…then your suspicion would be correct. But you only get A+ credit if you also suspected that she has a son-in-law taking the picture who is also very fond of her.
(that would be me - and that suspicion would also be correct)
In defense of the maximalist lifestyle.
While trying to get some work done in my office during the daytime - a time which is frequently incompatible with my ability to work - I was offered the services of one of my assistants (pictured below). After questioning his ability to do various tasks, such as edit time lapse videos, retouch images in Photoshop, or carefully craft fiery emails, I discovered - was reminded - that his qualifications for all necessary tasks were sorely lacking.
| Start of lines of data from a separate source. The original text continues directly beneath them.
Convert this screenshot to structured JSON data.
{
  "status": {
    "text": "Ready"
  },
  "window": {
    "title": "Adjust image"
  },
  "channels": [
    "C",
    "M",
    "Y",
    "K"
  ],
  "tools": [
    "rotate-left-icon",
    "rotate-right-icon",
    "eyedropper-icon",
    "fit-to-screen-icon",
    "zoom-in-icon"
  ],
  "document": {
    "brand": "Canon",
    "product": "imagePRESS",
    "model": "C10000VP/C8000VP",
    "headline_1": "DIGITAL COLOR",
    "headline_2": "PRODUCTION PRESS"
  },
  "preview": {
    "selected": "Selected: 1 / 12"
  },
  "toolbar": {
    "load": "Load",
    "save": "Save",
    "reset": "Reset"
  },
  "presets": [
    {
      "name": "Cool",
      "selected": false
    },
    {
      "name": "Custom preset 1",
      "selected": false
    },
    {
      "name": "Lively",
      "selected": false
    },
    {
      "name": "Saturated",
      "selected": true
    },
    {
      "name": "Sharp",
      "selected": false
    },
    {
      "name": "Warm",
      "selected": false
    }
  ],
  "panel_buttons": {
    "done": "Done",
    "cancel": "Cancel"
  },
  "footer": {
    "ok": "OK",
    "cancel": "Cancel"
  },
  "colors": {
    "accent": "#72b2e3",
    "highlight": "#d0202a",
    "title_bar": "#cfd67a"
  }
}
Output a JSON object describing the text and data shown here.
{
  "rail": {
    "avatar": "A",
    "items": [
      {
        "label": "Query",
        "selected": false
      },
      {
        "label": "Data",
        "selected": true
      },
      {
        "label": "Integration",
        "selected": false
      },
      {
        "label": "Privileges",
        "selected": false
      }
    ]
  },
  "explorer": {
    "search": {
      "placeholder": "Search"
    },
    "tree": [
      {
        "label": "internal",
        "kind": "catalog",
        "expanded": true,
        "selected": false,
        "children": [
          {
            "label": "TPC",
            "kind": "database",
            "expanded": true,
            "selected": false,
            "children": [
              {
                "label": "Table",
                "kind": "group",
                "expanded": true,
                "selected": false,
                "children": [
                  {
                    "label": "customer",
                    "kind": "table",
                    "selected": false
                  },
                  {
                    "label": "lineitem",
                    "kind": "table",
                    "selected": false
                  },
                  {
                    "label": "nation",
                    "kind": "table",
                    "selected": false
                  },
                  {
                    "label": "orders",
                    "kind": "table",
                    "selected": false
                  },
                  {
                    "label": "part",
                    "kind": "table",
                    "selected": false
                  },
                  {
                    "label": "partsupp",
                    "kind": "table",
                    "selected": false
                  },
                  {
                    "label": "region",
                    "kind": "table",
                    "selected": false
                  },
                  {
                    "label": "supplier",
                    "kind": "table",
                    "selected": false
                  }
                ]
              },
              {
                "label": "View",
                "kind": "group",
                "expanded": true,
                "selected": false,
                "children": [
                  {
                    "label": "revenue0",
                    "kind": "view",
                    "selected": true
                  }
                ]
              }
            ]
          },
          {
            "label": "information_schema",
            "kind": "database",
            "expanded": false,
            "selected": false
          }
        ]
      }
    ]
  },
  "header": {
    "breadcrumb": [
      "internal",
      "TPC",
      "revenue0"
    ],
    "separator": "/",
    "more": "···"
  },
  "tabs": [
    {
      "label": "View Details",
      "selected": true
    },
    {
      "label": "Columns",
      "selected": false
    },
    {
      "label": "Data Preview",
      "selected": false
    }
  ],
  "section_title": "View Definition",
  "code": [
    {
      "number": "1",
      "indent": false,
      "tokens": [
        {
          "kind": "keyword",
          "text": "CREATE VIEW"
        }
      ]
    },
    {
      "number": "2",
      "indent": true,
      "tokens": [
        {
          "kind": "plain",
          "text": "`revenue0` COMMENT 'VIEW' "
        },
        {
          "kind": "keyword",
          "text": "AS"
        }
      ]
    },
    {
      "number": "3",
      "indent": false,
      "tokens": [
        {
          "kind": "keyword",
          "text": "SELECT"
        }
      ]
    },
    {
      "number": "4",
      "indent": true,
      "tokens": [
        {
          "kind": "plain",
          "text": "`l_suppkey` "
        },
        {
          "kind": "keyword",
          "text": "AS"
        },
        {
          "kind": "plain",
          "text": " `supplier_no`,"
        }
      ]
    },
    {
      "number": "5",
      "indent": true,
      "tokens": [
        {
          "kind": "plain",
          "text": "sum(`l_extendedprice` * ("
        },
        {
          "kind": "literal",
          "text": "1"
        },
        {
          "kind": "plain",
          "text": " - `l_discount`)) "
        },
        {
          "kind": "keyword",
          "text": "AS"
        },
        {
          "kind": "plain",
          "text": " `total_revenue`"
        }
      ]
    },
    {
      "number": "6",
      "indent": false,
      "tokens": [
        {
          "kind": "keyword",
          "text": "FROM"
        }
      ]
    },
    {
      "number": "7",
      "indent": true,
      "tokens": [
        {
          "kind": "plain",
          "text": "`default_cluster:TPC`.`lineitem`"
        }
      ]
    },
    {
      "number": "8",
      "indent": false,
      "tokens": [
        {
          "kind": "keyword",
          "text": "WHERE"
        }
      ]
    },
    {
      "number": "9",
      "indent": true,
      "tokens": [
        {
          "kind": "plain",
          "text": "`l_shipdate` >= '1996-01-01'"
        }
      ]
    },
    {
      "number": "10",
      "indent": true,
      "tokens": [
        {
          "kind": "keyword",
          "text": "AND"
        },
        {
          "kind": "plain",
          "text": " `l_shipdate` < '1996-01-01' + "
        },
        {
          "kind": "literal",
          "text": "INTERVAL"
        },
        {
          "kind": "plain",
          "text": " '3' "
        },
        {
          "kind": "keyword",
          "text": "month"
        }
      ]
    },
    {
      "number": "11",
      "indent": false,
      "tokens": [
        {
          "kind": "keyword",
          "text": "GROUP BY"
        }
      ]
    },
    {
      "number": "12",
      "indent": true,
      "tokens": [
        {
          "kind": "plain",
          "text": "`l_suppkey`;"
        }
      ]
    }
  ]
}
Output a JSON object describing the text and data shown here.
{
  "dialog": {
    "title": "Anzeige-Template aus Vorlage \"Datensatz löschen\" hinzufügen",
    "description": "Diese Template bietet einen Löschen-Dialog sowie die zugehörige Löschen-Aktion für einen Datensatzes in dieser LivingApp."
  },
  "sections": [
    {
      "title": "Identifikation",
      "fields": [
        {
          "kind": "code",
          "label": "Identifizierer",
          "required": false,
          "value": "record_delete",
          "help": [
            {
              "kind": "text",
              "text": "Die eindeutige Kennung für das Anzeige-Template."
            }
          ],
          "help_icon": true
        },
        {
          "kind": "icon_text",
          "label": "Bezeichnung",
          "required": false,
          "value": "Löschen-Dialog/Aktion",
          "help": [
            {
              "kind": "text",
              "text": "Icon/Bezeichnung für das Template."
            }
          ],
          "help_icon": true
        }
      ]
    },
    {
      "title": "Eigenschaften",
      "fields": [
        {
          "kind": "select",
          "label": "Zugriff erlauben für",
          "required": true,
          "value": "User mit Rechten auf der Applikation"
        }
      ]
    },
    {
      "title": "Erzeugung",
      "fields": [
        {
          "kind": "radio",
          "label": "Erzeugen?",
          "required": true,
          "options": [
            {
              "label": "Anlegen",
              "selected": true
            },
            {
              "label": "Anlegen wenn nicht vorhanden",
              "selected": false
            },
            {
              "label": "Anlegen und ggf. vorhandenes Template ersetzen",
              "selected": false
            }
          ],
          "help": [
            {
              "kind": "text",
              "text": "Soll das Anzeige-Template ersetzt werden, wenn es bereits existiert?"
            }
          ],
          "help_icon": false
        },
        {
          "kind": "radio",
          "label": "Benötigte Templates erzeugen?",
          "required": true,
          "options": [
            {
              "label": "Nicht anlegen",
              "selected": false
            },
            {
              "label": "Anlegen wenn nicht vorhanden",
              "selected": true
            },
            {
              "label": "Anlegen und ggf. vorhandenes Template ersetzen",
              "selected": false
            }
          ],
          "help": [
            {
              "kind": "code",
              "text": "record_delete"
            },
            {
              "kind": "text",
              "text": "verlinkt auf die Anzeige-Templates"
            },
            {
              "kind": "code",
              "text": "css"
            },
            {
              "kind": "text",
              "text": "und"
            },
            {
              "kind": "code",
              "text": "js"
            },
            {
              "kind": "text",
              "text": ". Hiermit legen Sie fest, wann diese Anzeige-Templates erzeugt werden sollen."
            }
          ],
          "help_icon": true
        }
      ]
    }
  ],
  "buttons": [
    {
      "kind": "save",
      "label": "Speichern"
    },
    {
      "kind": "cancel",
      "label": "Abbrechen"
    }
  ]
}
I opened up a box of necessary items I have hung onto - a box I labeled “Necessary Things to Hang Onto,” and pulled out a half dozen old flip phones. He eagerly dived in with his two-year old hands and began organizing them into various combinations and shapes, numbering them the whole way in his Sesame Street-educated counting style.
Eventually he discovered how to call various people; a feat which was considerable, considering all the phones have been powered down since at least 2010. One hundred percent of his various dialogues were with Jeremy - his uncle - a happening for which I dropped the work I was doing to document on my phone - my phone that actually works.
Again, it’s a good thing I hung onto my box of Necessary Things to Hang Onto.
Dance your pants off, or on, or both.
Attended an all-ages show with the children; a show which was not all-ages necessarily in content, but all-ages in venue and time of show, and the music was loud and good and the children danced sweatily. Sweet sounds, Brown Erbe and Matt Nutter.
Said goodbye to a friend and long-time library employee; a figure to whom can be given one of life’s great compliments: there is truly no one else quite like him. He brought an irreverent - frequently irreverent - sense of droll humor and kindness to kids that helped make our little library an extra-odd and special place. We’ll miss you, man.
Becca has been making these salads that are amazing. No joke. Amazing. Food is such a great metaphor for life:
the sublime sensations you can create by combining simple things together.
Applies to not just food.
Our nine-year old is soaking up everything Greek-mythology and Greek history related, running the gamut from Percy Jackson to my beloved 1896 hardcover of The Story of the Greeks.
Our 12-year old is racing through thick books like Usain Bolt in a wind tunnel. Standouts include The Great Brain (1967), The Magician’s Nephew* (1955), The End of the Wild (2017), and Midsummer’s Mayhem (2019).
*Chronicles of Narnia, book 6
Our two-year old is frequently perched next to one of his siblings, trying to read along, and refuses to go to bed or nap without at least two books tucked at his side. We just finished the excellent adaptation of St. George and the Dragon.
Becca and I are sharing A Gentleman in Moscow. Soooo delicious.
And I am also checking out way more books than I can read, but still salivating and trying. Just returned Camille Paglia’s Provocations, working on Alexandra Lange’s The Design of Childhood and Hal Gregersen’s Questions Are the Answer.
The world is beautiful.
Sibs playing loud music in good venues. Coffee on summer days with vibrant people. Parks and swings and matching outfits and reminders that there are beautiful things, beautiful people, beautiful new experiences everywhere.